The Pleasanton school board started talking over possible kindergarten through eighth grade (K-8) pathways to be implemented on the north side of the city during a workshop last week that sparked much dialogue and excitement from trustees.
The hour-long session on March 27 was deemed too short for the full overall discussion, so the board decided to continue the conversation by folding it into another workshop (set for April 10) on facilities planning and the district's most recent enrollment report -- topics that also address capacity issues in northern Pleasanton.
"I think that this is super exciting," trustee Jamie Yee Hintzke said during the workshop last week. "I mean, this is really the next direction our school district needs to go in."
The conversation about new educational programs comes as the board has been considering whether to open at least one new elementary school in the near future to address existing and projected overcrowding at schools on the north side of town.
No decision has been made about whether to build a new school, let alone the potential location or if it would be traditional K-5 or the district's only K-8 campus, but the board is looking at its options.
Staff briefly presented 10 different models for specialized learning that could be implemented as part of a potential new K-8 school: LEAD (literacy, enrichment, academics and digital arts), a dual language immersion program, project-based learning, STEM (science, technology, engineering and mathematics), International Baccalaureate (IB), Montessori, an international school, STEAM (STEM subjects plus arts), a visual and performing arts academy, and a Waldorf school.
Jenni Tyson, director of elementary education, said that a non-specialized K-8 campus is also an option. In her staff report, Tyson included research indicating that a K-8 model could lead to improved academic performance for students, particularly pointing to the advantages of having fewer "transition" years.
These specialized programs could be implemented as stand-alone or in conjunction with one another, according to staff. Some of these -- like a focus on STEM and project-based learning -- are already being used in classrooms throughout the district.

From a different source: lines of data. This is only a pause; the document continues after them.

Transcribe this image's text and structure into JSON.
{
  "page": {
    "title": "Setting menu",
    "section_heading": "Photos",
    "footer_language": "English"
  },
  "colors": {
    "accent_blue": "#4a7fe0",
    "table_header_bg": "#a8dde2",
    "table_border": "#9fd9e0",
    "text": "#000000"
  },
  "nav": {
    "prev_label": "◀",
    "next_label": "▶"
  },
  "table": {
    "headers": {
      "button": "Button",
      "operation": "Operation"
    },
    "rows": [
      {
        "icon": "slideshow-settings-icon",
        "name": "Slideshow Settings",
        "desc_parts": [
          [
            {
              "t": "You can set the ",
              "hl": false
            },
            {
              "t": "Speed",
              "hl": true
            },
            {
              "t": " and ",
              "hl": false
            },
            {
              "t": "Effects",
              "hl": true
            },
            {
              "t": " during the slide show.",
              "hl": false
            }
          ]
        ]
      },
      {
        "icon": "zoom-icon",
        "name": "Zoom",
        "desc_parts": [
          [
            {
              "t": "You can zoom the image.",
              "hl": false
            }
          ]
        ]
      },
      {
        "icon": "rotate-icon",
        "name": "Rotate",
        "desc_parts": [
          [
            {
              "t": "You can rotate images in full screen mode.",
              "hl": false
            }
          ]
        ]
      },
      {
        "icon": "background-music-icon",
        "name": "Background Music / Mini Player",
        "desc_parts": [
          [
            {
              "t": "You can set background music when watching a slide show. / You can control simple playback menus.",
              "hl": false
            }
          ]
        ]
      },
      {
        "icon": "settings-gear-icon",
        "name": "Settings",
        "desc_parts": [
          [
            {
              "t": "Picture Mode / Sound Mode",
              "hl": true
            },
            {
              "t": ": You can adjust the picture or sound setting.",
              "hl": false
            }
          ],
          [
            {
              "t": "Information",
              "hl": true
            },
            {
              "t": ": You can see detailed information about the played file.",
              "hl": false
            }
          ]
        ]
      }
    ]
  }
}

Staff chose, however, to spotlight two options: a possible Mandarin dual language immersion program and the IB program.
"In light of our desire to be global, in our preparation for students, and we say that we want our students to make a better world, we decided to highlight a couple that have global connections," said Odie Douglas, assistant superintendent of educational services.
A Mandarin dual immersion program might look similar to the Spanish immersion program already in place at Valley View Elementary, he said. Community members have expressed an interest in such a model, he said, and the option could meet the needs of Pleasanton's growing community.
The IB program -- which, according to its website aims to teach students in a global context, "independently of government and national systems" -- would also have an immersive component, as students in the program are required to learn another language.
Trustees overall expressed excitement about the ideas, though they did have questions regarding how prospective models would affect the existing district school structure and students' continuation into high school.
"I would think there might be some requirements and/or limitations on certain programs, with a certain type of facility -- space, layout of a certain school," board vice president Valerie Arkin said. "So I'm trying to figure out how do we mesh those things together."
Douglas replied that right now staff just wants board direction on the programs of most interest, and then they would be able to work on the logistical components, such as architectural design, staffing, enrollment and budget.
Hintzke suggested having the IB and dual language immersion programs operate tangentially, considering IB's foreign language proficiency requirement.
Board member Steve Maher asked if an entire school should be dual language immersion. Superintendent David Haglund replied that a whole-school immersion program can be difficult, unless the surrounding population lends itself to that.
He pointed to Valley View, where the principal is trying to expand and improve upon the Spanish immersion program there. Part of the problem, he said, is that the dual language immersion program at the elementary school isn't aligned with the same program that continues through Pleasanton Middle School and Foothill High School.
"At elementary school, when you're learning the language, you're learning the language at the same time that you're learning math and science," Haglund said. "And yet when they get to that high school level and even in some ways at the middle school level, you're really only getting the language component in your language class, or maybe an ELA class."
Even going outside for recess can pose immersion challenges at Valley View, he said. If a program were wholly immersive, students would be speaking Spanish (or Mandarin) outside too.
Three members of the public spoke during the public comments section, with Tonya Bass asking how a K-8 program would affect special education classes. Board president Mark Miller responded that while trustees could not specifically reply to her comment, that concern would certainly be addressed.
At the April 10 workshop, the board is set to continue the discussion on the K-8 models in the context of the updated demographics report and its student enrollment projections.